Layer of Protection Analysis (LOPA) was developed to improve decision-making by performing simplified quantitative risk assessments on individual accident scenarios having potential consequences of concern. These simplified risk assessments apply order of magnitude estimates of consequences and frequencies to determine if sufficient Independent Protection Layers (IPLs) are present, based upon a Company’s decision-making criteria. LOPA allows flexibility, including engineering judgement, in amending IPL determinations should analyst experience suggest the inherent conservatism built into the technique is at odds with engineering or operating reality. When appropriately used, LOPA can be a useful addition to other risk assessment procedures, including qualitative assessments (e.g. HAZOPs) and quantitative risk analysis (QRA).
Inappropriate or rigid application of LOPA has led to a number of significant issues, including:
- Applying LOPA to a wide range of scenarios for which it was not intended
- Excluding important safeguards from consideration
- Mischaracterizing risk, resulting in recommendations to add large numbers of instrumented protective systems
- Generating LOPA IPL requirements at variance with HAZOP assessments
- Bypassing inherently safe designs in favor of instrumented solutions
The above misapplications can result in appreciable, unnecessary cost, including installed equipment costs and long term documentation, maintenance, and inspection requirements.
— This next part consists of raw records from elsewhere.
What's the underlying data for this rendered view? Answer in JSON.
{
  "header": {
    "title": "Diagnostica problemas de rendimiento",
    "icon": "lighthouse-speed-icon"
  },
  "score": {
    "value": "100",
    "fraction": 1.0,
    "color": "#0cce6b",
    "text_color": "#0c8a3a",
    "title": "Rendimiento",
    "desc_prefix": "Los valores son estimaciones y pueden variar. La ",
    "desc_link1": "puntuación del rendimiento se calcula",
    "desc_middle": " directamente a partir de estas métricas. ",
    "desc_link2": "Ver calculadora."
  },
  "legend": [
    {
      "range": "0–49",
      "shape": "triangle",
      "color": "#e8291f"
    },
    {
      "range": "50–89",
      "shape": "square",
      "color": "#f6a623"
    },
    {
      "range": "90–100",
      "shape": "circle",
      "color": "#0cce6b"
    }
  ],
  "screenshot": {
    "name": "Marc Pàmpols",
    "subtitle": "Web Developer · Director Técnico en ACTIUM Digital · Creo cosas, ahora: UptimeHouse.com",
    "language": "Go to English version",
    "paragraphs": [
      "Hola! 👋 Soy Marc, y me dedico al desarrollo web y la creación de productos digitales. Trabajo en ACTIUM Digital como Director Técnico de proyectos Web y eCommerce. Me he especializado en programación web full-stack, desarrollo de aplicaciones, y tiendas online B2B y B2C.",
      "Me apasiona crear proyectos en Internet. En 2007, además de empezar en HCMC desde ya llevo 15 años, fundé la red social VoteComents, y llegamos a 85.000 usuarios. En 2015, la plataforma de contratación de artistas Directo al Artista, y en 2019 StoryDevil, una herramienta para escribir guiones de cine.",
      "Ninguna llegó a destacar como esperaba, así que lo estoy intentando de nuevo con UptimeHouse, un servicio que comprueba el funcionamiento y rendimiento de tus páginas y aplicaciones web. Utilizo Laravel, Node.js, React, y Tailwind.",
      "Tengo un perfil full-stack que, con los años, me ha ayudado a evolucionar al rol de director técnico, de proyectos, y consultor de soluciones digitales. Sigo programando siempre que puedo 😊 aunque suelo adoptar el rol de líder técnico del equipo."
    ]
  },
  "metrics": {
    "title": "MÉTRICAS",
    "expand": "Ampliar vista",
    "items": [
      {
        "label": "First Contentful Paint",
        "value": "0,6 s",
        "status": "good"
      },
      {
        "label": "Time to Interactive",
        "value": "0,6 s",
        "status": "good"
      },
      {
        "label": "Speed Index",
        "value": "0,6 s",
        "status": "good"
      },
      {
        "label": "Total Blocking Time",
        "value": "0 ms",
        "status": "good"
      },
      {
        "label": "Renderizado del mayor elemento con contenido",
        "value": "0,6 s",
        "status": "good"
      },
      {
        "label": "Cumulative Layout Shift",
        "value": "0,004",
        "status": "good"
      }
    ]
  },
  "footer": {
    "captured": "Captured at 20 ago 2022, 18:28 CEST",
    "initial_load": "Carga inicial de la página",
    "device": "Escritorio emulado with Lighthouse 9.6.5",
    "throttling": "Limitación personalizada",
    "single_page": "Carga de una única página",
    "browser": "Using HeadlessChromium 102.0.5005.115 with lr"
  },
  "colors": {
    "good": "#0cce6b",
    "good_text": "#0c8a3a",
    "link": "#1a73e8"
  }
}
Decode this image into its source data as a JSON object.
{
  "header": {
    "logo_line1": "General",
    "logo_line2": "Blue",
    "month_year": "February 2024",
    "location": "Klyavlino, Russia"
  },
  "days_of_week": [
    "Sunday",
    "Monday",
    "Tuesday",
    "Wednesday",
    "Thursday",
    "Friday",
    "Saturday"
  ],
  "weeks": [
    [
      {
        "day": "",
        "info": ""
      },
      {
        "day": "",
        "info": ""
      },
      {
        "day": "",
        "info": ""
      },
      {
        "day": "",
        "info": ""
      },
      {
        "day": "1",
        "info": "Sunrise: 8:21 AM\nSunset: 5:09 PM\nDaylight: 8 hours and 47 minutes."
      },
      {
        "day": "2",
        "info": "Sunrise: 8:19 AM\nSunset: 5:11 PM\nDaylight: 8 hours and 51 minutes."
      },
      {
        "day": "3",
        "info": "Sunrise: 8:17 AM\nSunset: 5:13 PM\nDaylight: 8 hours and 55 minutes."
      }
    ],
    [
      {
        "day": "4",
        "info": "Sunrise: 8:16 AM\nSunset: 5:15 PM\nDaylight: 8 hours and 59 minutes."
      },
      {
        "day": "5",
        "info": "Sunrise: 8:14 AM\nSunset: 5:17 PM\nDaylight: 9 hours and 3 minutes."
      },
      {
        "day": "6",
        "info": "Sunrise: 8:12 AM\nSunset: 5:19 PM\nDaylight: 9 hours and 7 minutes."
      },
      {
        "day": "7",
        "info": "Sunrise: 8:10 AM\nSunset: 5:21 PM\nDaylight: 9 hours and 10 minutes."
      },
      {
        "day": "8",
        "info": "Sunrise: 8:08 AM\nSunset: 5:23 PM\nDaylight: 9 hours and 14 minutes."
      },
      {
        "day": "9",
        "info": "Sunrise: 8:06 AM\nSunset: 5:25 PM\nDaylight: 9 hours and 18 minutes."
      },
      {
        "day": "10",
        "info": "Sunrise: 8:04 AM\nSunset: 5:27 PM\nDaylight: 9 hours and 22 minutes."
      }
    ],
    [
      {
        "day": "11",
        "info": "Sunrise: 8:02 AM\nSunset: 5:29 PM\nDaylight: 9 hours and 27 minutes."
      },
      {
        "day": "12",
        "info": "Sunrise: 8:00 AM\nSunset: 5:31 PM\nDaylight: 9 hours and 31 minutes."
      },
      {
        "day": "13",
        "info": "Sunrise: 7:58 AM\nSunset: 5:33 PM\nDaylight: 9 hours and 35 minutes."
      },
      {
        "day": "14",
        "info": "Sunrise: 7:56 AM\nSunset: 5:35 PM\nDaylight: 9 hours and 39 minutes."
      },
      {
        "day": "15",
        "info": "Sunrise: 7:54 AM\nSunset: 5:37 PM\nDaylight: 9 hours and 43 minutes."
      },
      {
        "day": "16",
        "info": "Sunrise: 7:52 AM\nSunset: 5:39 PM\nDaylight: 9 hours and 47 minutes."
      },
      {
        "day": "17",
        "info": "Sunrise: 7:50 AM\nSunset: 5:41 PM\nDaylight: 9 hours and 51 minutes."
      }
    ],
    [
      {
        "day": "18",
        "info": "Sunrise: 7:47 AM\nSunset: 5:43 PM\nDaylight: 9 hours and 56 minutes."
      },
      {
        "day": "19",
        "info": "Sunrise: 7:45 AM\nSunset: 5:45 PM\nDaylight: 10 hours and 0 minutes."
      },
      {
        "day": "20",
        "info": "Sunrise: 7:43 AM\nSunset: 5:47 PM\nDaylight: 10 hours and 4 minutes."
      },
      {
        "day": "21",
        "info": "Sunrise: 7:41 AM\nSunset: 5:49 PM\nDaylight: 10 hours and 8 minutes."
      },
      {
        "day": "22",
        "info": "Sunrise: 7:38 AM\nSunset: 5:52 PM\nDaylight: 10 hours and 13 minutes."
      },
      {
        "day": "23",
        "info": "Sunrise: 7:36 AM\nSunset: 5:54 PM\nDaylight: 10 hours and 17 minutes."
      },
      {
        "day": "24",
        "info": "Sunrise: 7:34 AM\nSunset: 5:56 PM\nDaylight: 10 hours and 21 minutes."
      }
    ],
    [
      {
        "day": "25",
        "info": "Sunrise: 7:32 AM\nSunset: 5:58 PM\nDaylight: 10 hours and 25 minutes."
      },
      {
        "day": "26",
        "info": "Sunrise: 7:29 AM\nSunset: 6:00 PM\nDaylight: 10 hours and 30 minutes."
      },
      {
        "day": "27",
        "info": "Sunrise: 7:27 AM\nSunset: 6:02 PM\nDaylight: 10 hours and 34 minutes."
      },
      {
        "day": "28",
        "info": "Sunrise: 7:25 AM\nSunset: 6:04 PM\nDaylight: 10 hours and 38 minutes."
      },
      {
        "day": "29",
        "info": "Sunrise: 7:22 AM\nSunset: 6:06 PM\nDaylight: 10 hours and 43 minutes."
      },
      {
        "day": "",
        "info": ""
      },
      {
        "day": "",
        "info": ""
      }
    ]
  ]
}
In addition, system complexity can be increased to the point where process units may become marginally operable, increasing the potential for a major incident and undermining LOPA’s original intent.
This paper will provide examples from actual LOPA studies that illustrate the above concerns, along with suggestions, based upon one Company’s approach, to address these concerns.